This isn’t a novel idea at all.  It is the way they do things in Finland for at least some offences (and have apparently for a long time).  This article notes various other examples, including the UK, where there is an income-adjustment formula for traffic fines.  And here a scholar looks at the possible constitutional obstacles to such a system in the US and concludes that they are not insuperable.  In our political system there are, of course, no constitutional obstacles –  Parliament can pretty much do what it wants –  but the real issues might be whether the additional administrative costs were worth it, and how severe the evasion opportunities might be.  Then again, when we sentence people to prison we have to go to a great deal of effort and expense to keep them there.

Of course, one might deal with this by having very much higher maximum fines and allow judges lots of discretion to reduce the actual fine according to the means of the offender.   Judge love discretion, and need to have some, but it isn’t obvious why a formal linked to wealth/income would not be more transparent and predictable and, frankly, fair.

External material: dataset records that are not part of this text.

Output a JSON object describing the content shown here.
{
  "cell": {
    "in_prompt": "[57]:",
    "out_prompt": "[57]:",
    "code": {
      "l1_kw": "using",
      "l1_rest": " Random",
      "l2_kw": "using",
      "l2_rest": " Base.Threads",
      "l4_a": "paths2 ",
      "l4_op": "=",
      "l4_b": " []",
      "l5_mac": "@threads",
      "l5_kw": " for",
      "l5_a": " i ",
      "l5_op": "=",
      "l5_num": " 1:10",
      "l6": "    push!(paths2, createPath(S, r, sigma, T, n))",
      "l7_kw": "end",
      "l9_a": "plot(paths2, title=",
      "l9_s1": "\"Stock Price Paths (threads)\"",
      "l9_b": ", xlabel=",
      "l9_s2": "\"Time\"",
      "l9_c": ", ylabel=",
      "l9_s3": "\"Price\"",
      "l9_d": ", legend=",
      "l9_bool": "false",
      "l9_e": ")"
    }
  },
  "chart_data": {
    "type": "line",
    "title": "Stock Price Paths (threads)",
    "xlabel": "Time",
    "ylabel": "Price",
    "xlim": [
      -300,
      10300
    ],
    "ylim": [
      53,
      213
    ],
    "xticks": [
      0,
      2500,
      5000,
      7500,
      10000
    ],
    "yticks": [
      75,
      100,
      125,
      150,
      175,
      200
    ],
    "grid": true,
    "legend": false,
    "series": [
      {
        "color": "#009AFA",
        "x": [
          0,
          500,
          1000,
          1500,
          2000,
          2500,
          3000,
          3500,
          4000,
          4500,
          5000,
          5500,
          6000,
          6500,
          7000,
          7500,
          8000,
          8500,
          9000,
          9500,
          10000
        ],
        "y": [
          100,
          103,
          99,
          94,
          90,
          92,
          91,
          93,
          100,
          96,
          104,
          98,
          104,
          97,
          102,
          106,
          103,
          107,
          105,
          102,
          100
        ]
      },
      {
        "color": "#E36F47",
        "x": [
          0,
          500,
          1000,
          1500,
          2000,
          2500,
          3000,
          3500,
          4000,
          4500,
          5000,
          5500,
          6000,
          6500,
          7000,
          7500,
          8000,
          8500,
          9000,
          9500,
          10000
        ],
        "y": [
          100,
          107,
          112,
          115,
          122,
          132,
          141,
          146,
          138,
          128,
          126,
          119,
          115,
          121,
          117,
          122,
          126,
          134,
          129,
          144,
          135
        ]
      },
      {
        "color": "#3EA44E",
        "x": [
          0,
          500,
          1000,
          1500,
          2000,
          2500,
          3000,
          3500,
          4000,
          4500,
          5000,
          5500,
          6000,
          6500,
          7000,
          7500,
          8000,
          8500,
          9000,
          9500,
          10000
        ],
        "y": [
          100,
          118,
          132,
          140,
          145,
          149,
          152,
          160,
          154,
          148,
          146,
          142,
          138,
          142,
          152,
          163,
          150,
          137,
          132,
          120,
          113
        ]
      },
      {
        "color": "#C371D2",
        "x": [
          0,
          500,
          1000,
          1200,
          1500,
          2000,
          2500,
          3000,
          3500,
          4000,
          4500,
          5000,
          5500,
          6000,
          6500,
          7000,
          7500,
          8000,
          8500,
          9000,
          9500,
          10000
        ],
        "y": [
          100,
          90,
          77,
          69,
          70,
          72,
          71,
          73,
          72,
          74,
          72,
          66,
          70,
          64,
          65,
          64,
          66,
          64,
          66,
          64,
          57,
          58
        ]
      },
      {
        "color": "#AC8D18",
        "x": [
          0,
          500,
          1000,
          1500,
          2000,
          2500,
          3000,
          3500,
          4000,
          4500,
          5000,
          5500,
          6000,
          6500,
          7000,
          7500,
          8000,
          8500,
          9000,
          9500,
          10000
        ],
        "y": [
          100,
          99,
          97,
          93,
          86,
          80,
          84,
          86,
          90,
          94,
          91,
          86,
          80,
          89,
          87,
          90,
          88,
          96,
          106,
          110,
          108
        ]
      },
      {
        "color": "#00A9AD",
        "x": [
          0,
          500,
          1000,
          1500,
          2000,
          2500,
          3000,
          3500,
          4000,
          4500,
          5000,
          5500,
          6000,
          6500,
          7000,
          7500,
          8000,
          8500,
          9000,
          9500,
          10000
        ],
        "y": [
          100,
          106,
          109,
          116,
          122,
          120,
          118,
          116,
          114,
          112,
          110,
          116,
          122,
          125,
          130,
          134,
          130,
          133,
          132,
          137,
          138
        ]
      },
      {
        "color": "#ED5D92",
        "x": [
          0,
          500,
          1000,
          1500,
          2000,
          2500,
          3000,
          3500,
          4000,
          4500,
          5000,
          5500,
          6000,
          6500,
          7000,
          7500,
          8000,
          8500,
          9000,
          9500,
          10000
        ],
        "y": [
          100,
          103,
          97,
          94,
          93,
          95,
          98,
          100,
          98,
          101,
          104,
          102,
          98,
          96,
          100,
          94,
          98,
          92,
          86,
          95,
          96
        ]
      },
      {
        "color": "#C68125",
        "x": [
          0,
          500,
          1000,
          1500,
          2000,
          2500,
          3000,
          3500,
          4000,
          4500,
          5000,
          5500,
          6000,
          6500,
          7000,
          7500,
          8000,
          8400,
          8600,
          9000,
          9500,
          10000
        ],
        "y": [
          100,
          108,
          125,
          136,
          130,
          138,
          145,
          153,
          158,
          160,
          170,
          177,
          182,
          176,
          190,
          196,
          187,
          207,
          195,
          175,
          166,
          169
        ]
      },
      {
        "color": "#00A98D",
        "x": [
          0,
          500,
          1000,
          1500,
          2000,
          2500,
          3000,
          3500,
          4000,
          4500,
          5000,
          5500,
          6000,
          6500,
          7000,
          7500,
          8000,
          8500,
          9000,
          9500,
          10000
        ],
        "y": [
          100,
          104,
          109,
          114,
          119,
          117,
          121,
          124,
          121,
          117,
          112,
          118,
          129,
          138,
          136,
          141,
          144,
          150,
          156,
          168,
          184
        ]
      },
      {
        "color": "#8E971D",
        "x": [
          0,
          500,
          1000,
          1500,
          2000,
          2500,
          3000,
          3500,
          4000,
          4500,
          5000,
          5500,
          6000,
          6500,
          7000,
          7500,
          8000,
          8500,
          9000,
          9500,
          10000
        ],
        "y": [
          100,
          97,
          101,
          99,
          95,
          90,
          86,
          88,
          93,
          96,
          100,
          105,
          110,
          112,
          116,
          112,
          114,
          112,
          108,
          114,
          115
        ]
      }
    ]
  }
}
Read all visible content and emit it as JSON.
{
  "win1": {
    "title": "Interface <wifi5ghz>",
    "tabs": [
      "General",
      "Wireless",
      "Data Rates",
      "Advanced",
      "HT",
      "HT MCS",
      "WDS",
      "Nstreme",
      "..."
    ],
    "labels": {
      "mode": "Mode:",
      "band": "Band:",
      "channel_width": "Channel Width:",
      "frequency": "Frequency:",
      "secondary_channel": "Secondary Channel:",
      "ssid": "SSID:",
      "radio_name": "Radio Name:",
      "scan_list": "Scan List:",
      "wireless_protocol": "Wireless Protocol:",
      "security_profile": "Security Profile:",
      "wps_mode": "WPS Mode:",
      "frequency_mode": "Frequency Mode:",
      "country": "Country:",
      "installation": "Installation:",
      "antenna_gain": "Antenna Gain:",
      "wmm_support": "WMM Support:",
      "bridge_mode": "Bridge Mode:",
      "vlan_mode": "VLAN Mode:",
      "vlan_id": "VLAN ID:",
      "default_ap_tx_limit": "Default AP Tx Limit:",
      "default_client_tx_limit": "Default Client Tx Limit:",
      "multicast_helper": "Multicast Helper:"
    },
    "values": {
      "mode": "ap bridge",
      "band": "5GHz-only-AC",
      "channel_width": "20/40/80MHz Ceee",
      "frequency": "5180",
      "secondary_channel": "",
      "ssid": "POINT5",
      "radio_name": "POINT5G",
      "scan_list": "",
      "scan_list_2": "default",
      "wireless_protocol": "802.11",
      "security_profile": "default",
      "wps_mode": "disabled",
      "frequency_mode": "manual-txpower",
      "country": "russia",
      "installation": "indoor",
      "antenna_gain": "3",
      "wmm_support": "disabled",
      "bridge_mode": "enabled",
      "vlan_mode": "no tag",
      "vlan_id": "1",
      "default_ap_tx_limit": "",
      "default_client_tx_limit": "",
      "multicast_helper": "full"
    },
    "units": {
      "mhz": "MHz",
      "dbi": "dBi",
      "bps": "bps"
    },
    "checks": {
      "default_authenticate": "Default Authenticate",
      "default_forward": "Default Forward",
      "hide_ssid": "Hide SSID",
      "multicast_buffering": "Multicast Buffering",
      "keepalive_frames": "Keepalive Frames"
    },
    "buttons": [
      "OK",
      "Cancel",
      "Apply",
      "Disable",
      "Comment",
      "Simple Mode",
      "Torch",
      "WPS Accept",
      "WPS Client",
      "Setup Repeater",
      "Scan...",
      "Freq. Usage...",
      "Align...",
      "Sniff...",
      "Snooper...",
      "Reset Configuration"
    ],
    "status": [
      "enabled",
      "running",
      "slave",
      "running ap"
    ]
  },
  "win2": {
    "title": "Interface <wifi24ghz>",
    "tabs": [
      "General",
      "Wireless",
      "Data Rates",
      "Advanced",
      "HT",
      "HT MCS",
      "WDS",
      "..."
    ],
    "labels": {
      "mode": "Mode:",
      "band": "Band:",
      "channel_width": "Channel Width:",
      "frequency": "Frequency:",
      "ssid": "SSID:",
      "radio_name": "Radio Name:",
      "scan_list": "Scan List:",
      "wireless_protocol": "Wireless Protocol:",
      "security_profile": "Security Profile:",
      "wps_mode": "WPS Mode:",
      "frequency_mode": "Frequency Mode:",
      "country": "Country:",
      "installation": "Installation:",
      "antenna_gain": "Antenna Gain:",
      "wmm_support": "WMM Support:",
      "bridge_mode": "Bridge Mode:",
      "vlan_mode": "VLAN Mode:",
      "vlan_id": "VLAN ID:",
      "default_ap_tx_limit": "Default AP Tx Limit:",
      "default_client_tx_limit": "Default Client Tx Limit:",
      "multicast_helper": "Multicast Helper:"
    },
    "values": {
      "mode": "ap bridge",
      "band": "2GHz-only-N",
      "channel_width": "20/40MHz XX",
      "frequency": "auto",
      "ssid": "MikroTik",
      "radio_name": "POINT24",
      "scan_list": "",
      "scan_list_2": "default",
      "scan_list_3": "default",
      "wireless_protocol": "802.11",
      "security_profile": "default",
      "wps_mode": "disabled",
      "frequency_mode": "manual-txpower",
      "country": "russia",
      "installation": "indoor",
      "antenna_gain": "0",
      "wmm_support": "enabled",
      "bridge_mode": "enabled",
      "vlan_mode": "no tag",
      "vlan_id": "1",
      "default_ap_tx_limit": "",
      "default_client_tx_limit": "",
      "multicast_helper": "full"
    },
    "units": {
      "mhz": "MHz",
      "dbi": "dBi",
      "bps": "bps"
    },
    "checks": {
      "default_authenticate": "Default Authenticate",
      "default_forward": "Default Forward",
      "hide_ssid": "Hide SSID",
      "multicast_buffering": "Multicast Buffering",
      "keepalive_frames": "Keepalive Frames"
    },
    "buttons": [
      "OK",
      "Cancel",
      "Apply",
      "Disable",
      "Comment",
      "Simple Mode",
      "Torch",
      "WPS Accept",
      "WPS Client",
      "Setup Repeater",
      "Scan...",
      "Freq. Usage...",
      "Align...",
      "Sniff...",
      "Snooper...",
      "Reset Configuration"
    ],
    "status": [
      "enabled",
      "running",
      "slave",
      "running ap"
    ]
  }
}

Justice would be better served if potential fines were calibrated to the income/wealth of the offender, in much the way they (effectively) are for custodial or community service sentence –  where time (the common unit) is much more financially valuable to a (erstwhile) high income person than to a low income person.